◆ Exercise directions
Pictures do not belong in the copy; retype the records below exactly.

BEGIN

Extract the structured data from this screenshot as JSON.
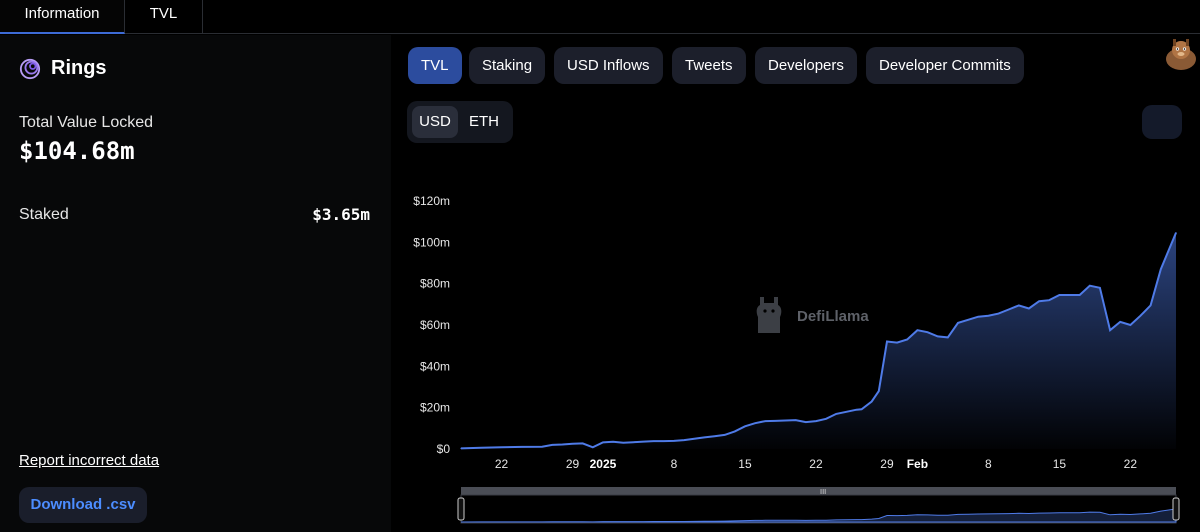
{
  "tabs": [
    {
      "label": "Information"
    },
    {
      "label": "TVL"
    }
  ],
  "protocol": {
    "name": "Rings",
    "tvl_label": "Total Value Locked",
    "tvl_value": "$104.68m",
    "staked_label": "Staked",
    "staked_value": "$3.65m"
  },
  "links": {
    "report": "Report incorrect data",
    "download": "Download .csv"
  },
  "metrics": [
    {
      "label": "TVL",
      "active": true
    },
    {
      "label": "Staking",
      "active": false
    },
    {
      "label": "USD Inflows",
      "active": false
    },
    {
      "label": "Tweets",
      "active": false
    },
    {
      "label": "Developers",
      "active": false
    },
    {
      "label": "Developer Commits",
      "active": false
    }
  ],
  "currency": {
    "options": [
      "USD",
      "ETH"
    ],
    "selected": "USD"
  },
  "watermark": "DefiLlama",
  "colors": {
    "accent": "#4f7be8",
    "active_tab": "#2c4c9e",
    "button_bg": "#1c1f2b",
    "link_blue": "#4c8dff"
  },
  "chart_data": {
    "type": "area",
    "title": "",
    "xlabel": "",
    "ylabel": "",
    "ylim": [
      0,
      120
    ],
    "y_ticks": [
      "$0",
      "$20m",
      "$40m",
      "$60m",
      "$80m",
      "$100m",
      "$120m"
    ],
    "y_tick_values": [
      0,
      20,
      40,
      60,
      80,
      100,
      120
    ],
    "x_ticks": [
      {
        "label": "22",
        "day": 4,
        "bold": false
      },
      {
        "label": "29",
        "day": 11,
        "bold": false
      },
      {
        "label": "2025",
        "day": 14,
        "bold": true
      },
      {
        "label": "8",
        "day": 21,
        "bold": false
      },
      {
        "label": "15",
        "day": 28,
        "bold": false
      },
      {
        "label": "22",
        "day": 35,
        "bold": false
      },
      {
        "label": "29",
        "day": 42,
        "bold": false
      },
      {
        "label": "Feb",
        "day": 45,
        "bold": true
      },
      {
        "label": "8",
        "day": 52,
        "bold": false
      },
      {
        "label": "15",
        "day": 59,
        "bold": false
      },
      {
        "label": "22",
        "day": 66,
        "bold": false
      }
    ],
    "x_range": [
      0,
      70.5
    ],
    "series": [
      {
        "values_musd": [
          [
            0,
            0.3
          ],
          [
            2,
            0.6
          ],
          [
            4,
            0.8
          ],
          [
            6,
            1.0
          ],
          [
            8,
            1.1
          ],
          [
            9,
            2.0
          ],
          [
            10,
            2.2
          ],
          [
            11,
            2.5
          ],
          [
            12,
            2.7
          ],
          [
            13,
            0.8
          ],
          [
            14,
            3.2
          ],
          [
            15,
            3.5
          ],
          [
            16,
            3.0
          ],
          [
            17,
            3.3
          ],
          [
            18,
            3.6
          ],
          [
            19,
            3.8
          ],
          [
            20,
            3.8
          ],
          [
            21,
            3.9
          ],
          [
            22,
            4.3
          ],
          [
            23,
            5.0
          ],
          [
            24,
            5.6
          ],
          [
            25,
            6.2
          ],
          [
            26,
            6.8
          ],
          [
            27,
            8.5
          ],
          [
            28,
            11.0
          ],
          [
            29,
            12.5
          ],
          [
            30,
            13.5
          ],
          [
            31,
            13.6
          ],
          [
            32,
            13.8
          ],
          [
            33,
            14.0
          ],
          [
            34,
            13.0
          ],
          [
            35,
            13.5
          ],
          [
            36,
            14.6
          ],
          [
            37,
            17.0
          ],
          [
            38,
            18.0
          ],
          [
            39,
            19.0
          ],
          [
            39.5,
            19.2
          ],
          [
            40.5,
            23.0
          ],
          [
            41.2,
            28.0
          ],
          [
            42,
            52.0
          ],
          [
            43,
            51.5
          ],
          [
            44,
            53.0
          ],
          [
            45,
            57.5
          ],
          [
            46,
            56.5
          ],
          [
            47,
            54.5
          ],
          [
            48,
            54.0
          ],
          [
            49,
            61.0
          ],
          [
            50,
            62.5
          ],
          [
            51,
            64.0
          ],
          [
            52,
            64.5
          ],
          [
            53,
            65.5
          ],
          [
            54,
            67.5
          ],
          [
            55,
            69.5
          ],
          [
            56,
            68.0
          ],
          [
            57,
            71.5
          ],
          [
            58,
            72.0
          ],
          [
            59,
            74.5
          ],
          [
            60,
            74.5
          ],
          [
            61,
            74.5
          ],
          [
            62,
            79.0
          ],
          [
            63,
            78.0
          ],
          [
            64,
            57.5
          ],
          [
            65,
            61.5
          ],
          [
            66,
            60.0
          ],
          [
            67,
            64.5
          ],
          [
            68,
            69.5
          ],
          [
            69,
            87.0
          ],
          [
            70.5,
            104.68
          ]
        ]
      }
    ],
    "grid": false,
    "legend": "none"
  }
}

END

◆ Written solution
Extract the structured data from this screenshot as JSON.
{
  "tabs": [
    {
      "label": "Information"
    },
    {
      "label": "TVL"
    }
  ],
  "protocol": {
    "name": "Rings",
    "tvl_label": "Total Value Locked",
    "tvl_value": "$104.68m",
    "staked_label": "Staked",
    "staked_value": "$3.65m"
  },
  "links": {
    "report": "Report incorrect data",
    "download": "Download .csv"
  },
  "metrics": [
    {
      "label": "TVL",
      "active": true
    },
    {
      "label": "Staking",
      "active": false
    },
    {
      "label": "USD Inflows",
      "active": false
    },
    {
      "label": "Tweets",
      "active": false
    },
    {
      "label": "Developers",
      "active": false
    },
    {
      "label": "Developer Commits",
      "active": false
    }
  ],
  "currency": {
    "options": [
      "USD",
      "ETH"
    ],
    "selected": "USD"
  },
  "watermark": "DefiLlama",
  "colors": {
    "accent": "#4f7be8",
    "active_tab": "#2c4c9e",
    "button_bg": "#1c1f2b",
    "link_blue": "#4c8dff"
  },
  "chart_data": {
    "type": "area",
    "title": "",
    "xlabel": "",
    "ylabel": "",
    "ylim": [
      0,
      120
    ],
    "y_ticks": [
      "$0",
      "$20m",
      "$40m",
      "$60m",
      "$80m",
      "$100m",
      "$120m"
    ],
    "y_tick_values": [
      0,
      20,
      40,
      60,
      80,
      100,
      120
    ],
    "x_ticks": [
      {
        "label": "22",
        "day": 4,
        "bold": false
      },
      {
        "label": "29",
        "day": 11,
        "bold": false
      },
      {
        "label": "2025",
        "day": 14,
        "bold": true
      },
      {
        "label": "8",
        "day": 21,
        "bold": false
      },
      {
        "label": "15",
        "day": 28,
        "bold": false
      },
      {
        "label": "22",
        "day": 35,
        "bold": false
      },
      {
        "label": "29",
        "day": 42,
        "bold": false
      },
      {
        "label": "Feb",
        "day": 45,
        "bold": true
      },
      {
        "label": "8",
        "day": 52,
        "bold": false
      },
      {
        "label": "15",
        "day": 59,
        "bold": false
      },
      {
        "label": "22",
        "day": 66,
        "bold": false
      }
    ],
    "x_range": [
      0,
      70.5
    ],
    "series": [
      {
        "values_musd": [
          [
            0,
            0.3
          ],
          [
            2,
            0.6
          ],
          [
            4,
            0.8
          ],
          [
            6,
            1.0
          ],
          [
            8,
            1.1
          ],
          [
            9,
            2.0
          ],
          [
            10,
            2.2
          ],
          [
            11,
            2.5
          ],
          [
            12,
            2.7
          ],
          [
            13,
            0.8
          ],
          [
            14,
            3.2
          ],
          [
            15,
            3.5
          ],
          [
            16,
            3.0
          ],
          [
            17,
            3.3
          ],
          [
            18,
            3.6
          ],
          [
            19,
            3.8
          ],
          [
            20,
            3.8
          ],
          [
            21,
            3.9
          ],
          [
            22,
            4.3
          ],
          [
            23,
            5.0
          ],
          [
            24,
            5.6
          ],
          [
            25,
            6.2
          ],
          [
            26,
            6.8
          ],
          [
            27,
            8.5
          ],
          [
            28,
            11.0
          ],
          [
            29,
            12.5
          ],
          [
            30,
            13.5
          ],
          [
            31,
            13.6
          ],
          [
            32,
            13.8
          ],
          [
            33,
            14.0
          ],
          [
            34,
            13.0
          ],
          [
            35,
            13.5
          ],
          [
            36,
            14.6
          ],
          [
            37,
            17.0
          ],
          [
            38,
            18.0
          ],
          [
            39,
            19.0
          ],
          [
            39.5,
            19.2
          ],
          [
            40.5,
            23.0
          ],
          [
            41.2,
            28.0
          ],
          [
            42,
            52.0
          ],
          [
            43,
            51.5
          ],
          [
            44,
            53.0
          ],
          [
            45,
            57.5
          ],
          [
            46,
            56.5
          ],
          [
            47,
            54.5
          ],
          [
            48,
            54.0
          ],
          [
            49,
            61.0
          ],
          [
            50,
            62.5
          ],
          [
            51,
            64.0
          ],
          [
            52,
            64.5
          ],
          [
            53,
            65.5
          ],
          [
            54,
            67.5
          ],
          [
            55,
            69.5
          ],
          [
            56,
            68.0
          ],
          [
            57,
            71.5
          ],
          [
            58,
            72.0
          ],
          [
            59,
            74.5
          ],
          [
            60,
            74.5
          ],
          [
            61,
            74.5
          ],
          [
            62,
            79.0
          ],
          [
            63,
            78.0
          ],
          [
            64,
            57.5
          ],
          [
            65,
            61.5
          ],
          [
            66,
            60.0
          ],
          [
            67,
            64.5
          ],
          [
            68,
            69.5
          ],
          [
            69,
            87.0
          ],
          [
            70.5,
            104.68
          ]
        ]
      }
    ],
    "grid": false,
    "legend": "none"
  }
}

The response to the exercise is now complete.